Take the data that follows and return it exactly.

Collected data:

▬▬▬

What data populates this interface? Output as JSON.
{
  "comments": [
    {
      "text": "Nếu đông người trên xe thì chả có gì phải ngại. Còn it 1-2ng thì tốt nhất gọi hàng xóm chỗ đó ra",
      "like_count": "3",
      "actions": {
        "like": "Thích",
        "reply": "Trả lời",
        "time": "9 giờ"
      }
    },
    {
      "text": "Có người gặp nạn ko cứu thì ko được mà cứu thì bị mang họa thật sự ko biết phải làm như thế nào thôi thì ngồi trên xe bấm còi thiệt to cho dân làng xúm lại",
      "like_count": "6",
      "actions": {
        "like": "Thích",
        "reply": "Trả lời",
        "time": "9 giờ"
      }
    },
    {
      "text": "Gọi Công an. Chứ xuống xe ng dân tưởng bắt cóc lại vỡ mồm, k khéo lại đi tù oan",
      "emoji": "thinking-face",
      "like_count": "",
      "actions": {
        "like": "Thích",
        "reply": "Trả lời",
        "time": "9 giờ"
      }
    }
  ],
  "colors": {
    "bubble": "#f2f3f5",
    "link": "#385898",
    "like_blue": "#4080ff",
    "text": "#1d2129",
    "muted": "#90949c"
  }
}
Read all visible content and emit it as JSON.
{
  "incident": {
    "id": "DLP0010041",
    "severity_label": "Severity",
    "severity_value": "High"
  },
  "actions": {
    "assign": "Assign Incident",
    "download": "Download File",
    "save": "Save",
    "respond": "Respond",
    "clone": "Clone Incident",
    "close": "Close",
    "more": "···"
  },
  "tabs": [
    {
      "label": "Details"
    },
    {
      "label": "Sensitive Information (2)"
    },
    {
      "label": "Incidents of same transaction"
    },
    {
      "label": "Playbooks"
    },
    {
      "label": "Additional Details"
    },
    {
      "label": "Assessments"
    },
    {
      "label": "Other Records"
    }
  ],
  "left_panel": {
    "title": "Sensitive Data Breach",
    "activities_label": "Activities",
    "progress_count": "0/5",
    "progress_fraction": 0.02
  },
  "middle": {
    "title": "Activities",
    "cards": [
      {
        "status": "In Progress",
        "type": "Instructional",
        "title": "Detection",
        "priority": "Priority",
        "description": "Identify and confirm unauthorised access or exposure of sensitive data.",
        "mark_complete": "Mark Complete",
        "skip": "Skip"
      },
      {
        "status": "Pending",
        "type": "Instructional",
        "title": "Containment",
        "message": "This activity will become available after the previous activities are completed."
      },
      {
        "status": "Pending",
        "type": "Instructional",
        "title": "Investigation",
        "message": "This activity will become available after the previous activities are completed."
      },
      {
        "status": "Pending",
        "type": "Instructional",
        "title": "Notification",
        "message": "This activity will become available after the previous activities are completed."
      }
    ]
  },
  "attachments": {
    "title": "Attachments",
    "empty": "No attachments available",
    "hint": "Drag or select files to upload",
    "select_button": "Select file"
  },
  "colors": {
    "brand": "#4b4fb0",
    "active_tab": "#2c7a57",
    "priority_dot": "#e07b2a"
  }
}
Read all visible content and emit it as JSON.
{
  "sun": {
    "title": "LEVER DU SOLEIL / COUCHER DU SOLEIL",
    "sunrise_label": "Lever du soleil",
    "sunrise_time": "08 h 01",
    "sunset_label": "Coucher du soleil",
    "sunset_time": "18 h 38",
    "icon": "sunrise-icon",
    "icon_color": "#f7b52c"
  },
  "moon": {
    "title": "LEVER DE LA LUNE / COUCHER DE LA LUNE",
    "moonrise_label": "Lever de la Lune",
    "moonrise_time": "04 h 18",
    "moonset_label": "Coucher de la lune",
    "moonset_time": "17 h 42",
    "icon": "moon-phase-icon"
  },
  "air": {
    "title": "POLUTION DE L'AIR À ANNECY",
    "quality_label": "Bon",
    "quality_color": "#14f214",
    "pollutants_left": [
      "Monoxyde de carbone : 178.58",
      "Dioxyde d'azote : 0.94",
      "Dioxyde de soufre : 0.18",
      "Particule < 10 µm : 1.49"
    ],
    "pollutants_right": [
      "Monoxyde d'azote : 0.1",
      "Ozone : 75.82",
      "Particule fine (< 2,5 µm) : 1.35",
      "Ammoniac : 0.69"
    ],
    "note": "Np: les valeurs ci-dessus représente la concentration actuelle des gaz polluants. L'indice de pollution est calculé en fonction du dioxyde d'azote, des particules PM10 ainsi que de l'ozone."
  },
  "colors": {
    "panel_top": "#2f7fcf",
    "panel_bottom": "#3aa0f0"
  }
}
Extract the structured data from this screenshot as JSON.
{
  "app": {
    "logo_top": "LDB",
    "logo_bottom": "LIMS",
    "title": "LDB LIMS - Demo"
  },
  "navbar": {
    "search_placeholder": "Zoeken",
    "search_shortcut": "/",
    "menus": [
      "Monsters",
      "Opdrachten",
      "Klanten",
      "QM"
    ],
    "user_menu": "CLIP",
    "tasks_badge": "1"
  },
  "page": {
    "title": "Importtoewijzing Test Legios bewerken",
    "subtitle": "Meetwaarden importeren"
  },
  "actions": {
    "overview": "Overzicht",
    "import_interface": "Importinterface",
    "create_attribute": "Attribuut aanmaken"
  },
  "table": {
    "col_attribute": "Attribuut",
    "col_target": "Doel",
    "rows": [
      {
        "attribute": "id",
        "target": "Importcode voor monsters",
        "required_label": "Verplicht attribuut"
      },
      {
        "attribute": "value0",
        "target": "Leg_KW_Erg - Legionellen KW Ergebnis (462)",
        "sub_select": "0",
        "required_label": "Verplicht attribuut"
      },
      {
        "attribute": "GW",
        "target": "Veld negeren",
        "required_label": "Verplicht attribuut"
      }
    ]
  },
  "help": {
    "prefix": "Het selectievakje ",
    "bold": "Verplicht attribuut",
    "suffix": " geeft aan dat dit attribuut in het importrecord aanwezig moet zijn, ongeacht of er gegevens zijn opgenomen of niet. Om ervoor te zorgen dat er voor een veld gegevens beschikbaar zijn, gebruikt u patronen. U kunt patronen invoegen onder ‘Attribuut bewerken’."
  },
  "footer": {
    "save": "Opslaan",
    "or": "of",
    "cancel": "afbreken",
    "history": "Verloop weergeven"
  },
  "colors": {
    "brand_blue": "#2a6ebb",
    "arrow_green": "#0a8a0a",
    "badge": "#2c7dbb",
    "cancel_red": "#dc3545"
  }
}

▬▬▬

Finished task:
What data populates this interface? Output as JSON.
{
  "comments": [
    {
      "text": "Nếu đông người trên xe thì chả có gì phải ngại. Còn it 1-2ng thì tốt nhất gọi hàng xóm chỗ đó ra",
      "like_count": "3",
      "actions": {
        "like": "Thích",
        "reply": "Trả lời",
        "time": "9 giờ"
      }
    },
    {
      "text": "Có người gặp nạn ko cứu thì ko được mà cứu thì bị mang họa thật sự ko biết phải làm như thế nào thôi thì ngồi trên xe bấm còi thiệt to cho dân làng xúm lại",
      "like_count": "6",
      "actions": {
        "like": "Thích",
        "reply": "Trả lời",
        "time": "9 giờ"
      }
    },
    {
      "text": "Gọi Công an. Chứ xuống xe ng dân tưởng bắt cóc lại vỡ mồm, k khéo lại đi tù oan",
      "emoji": "thinking-face",
      "like_count": "",
      "actions": {
        "like": "Thích",
        "reply": "Trả lời",
        "time": "9 giờ"
      }
    }
  ],
  "colors": {
    "bubble": "#f2f3f5",
    "link": "#385898",
    "like_blue": "#4080ff",
    "text": "#1d2129",
    "muted": "#90949c"
  }
}
Read all visible content and emit it as JSON.
{
  "incident": {
    "id": "DLP0010041",
    "severity_label": "Severity",
    "severity_value": "High"
  },
  "actions": {
    "assign": "Assign Incident",
    "download": "Download File",
    "save": "Save",
    "respond": "Respond",
    "clone": "Clone Incident",
    "close": "Close",
    "more": "···"
  },
  "tabs": [
    {
      "label": "Details"
    },
    {
      "label": "Sensitive Information (2)"
    },
    {
      "label": "Incidents of same transaction"
    },
    {
      "label": "Playbooks"
    },
    {
      "label": "Additional Details"
    },
    {
      "label": "Assessments"
    },
    {
      "label": "Other Records"
    }
  ],
  "left_panel": {
    "title": "Sensitive Data Breach",
    "activities_label": "Activities",
    "progress_count": "0/5",
    "progress_fraction": 0.02
  },
  "middle": {
    "title": "Activities",
    "cards": [
      {
        "status": "In Progress",
        "type": "Instructional",
        "title": "Detection",
        "priority": "Priority",
        "description": "Identify and confirm unauthorised access or exposure of sensitive data.",
        "mark_complete": "Mark Complete",
        "skip": "Skip"
      },
      {
        "status": "Pending",
        "type": "Instructional",
        "title": "Containment",
        "message": "This activity will become available after the previous activities are completed."
      },
      {
        "status": "Pending",
        "type": "Instructional",
        "title": "Investigation",
        "message": "This activity will become available after the previous activities are completed."
      },
      {
        "status": "Pending",
        "type": "Instructional",
        "title": "Notification",
        "message": "This activity will become available after the previous activities are completed."
      }
    ]
  },
  "attachments": {
    "title": "Attachments",
    "empty": "No attachments available",
    "hint": "Drag or select files to upload",
    "select_button": "Select file"
  },
  "colors": {
    "brand": "#4b4fb0",
    "active_tab": "#2c7a57",
    "priority_dot": "#e07b2a"
  }
}
Read all visible content and emit it as JSON.
{
  "sun": {
    "title": "LEVER DU SOLEIL / COUCHER DU SOLEIL",
    "sunrise_label": "Lever du soleil",
    "sunrise_time": "08 h 01",
    "sunset_label": "Coucher du soleil",
    "sunset_time": "18 h 38",
    "icon": "sunrise-icon",
    "icon_color": "#f7b52c"
  },
  "moon": {
    "title": "LEVER DE LA LUNE / COUCHER DE LA LUNE",
    "moonrise_label": "Lever de la Lune",
    "moonrise_time": "04 h 18",
    "moonset_label": "Coucher de la lune",
    "moonset_time": "17 h 42",
    "icon": "moon-phase-icon"
  },
  "air": {
    "title": "POLUTION DE L'AIR À ANNECY",
    "quality_label": "Bon",
    "quality_color": "#14f214",
    "pollutants_left": [
      "Monoxyde de carbone : 178.58",
      "Dioxyde d'azote : 0.94",
      "Dioxyde de soufre : 0.18",
      "Particule < 10 µm : 1.49"
    ],
    "pollutants_right": [
      "Monoxyde d'azote : 0.1",
      "Ozone : 75.82",
      "Particule fine (< 2,5 µm) : 1.35",
      "Ammoniac : 0.69"
    ],
    "note": "Np: les valeurs ci-dessus représente la concentration actuelle des gaz polluants. L'indice de pollution est calculé en fonction du dioxyde d'azote, des particules PM10 ainsi que de l'ozone."
  },
  "colors": {
    "panel_top": "#2f7fcf",
    "panel_bottom": "#3aa0f0"
  }
}
Extract the structured data from this screenshot as JSON.
{
  "app": {
    "logo_top": "LDB",
    "logo_bottom": "LIMS",
    "title": "LDB LIMS - Demo"
  },
  "navbar": {
    "search_placeholder": "Zoeken",
    "search_shortcut": "/",
    "menus": [
      "Monsters",
      "Opdrachten",
      "Klanten",
      "QM"
    ],
    "user_menu": "CLIP",
    "tasks_badge": "1"
  },
  "page": {
    "title": "Importtoewijzing Test Legios bewerken",
    "subtitle": "Meetwaarden importeren"
  },
  "actions": {
    "overview": "Overzicht",
    "import_interface": "Importinterface",
    "create_attribute": "Attribuut aanmaken"
  },
  "table": {
    "col_attribute": "Attribuut",
    "col_target": "Doel",
    "rows": [
      {
        "attribute": "id",
        "target": "Importcode voor monsters",
        "required_label": "Verplicht attribuut"
      },
      {
        "attribute": "value0",
        "target": "Leg_KW_Erg - Legionellen KW Ergebnis (462)",
        "sub_select": "0",
        "required_label": "Verplicht attribuut"
      },
      {
        "attribute": "GW",
        "target": "Veld negeren",
        "required_label": "Verplicht attribuut"
      }
    ]
  },
  "help": {
    "prefix": "Het selectievakje ",
    "bold": "Verplicht attribuut",
    "suffix": " geeft aan dat dit attribuut in het importrecord aanwezig moet zijn, ongeacht of er gegevens zijn opgenomen of niet. Om ervoor te zorgen dat er voor een veld gegevens beschikbaar zijn, gebruikt u patronen. U kunt patronen invoegen onder ‘Attribuut bewerken’."
  },
  "footer": {
    "save": "Opslaan",
    "or": "of",
    "cancel": "afbreken",
    "history": "Verloop weergeven"
  },
  "colors": {
    "brand_blue": "#2a6ebb",
    "arrow_green": "#0a8a0a",
    "badge": "#2c7dbb",
    "cancel_red": "#dc3545"
  }
}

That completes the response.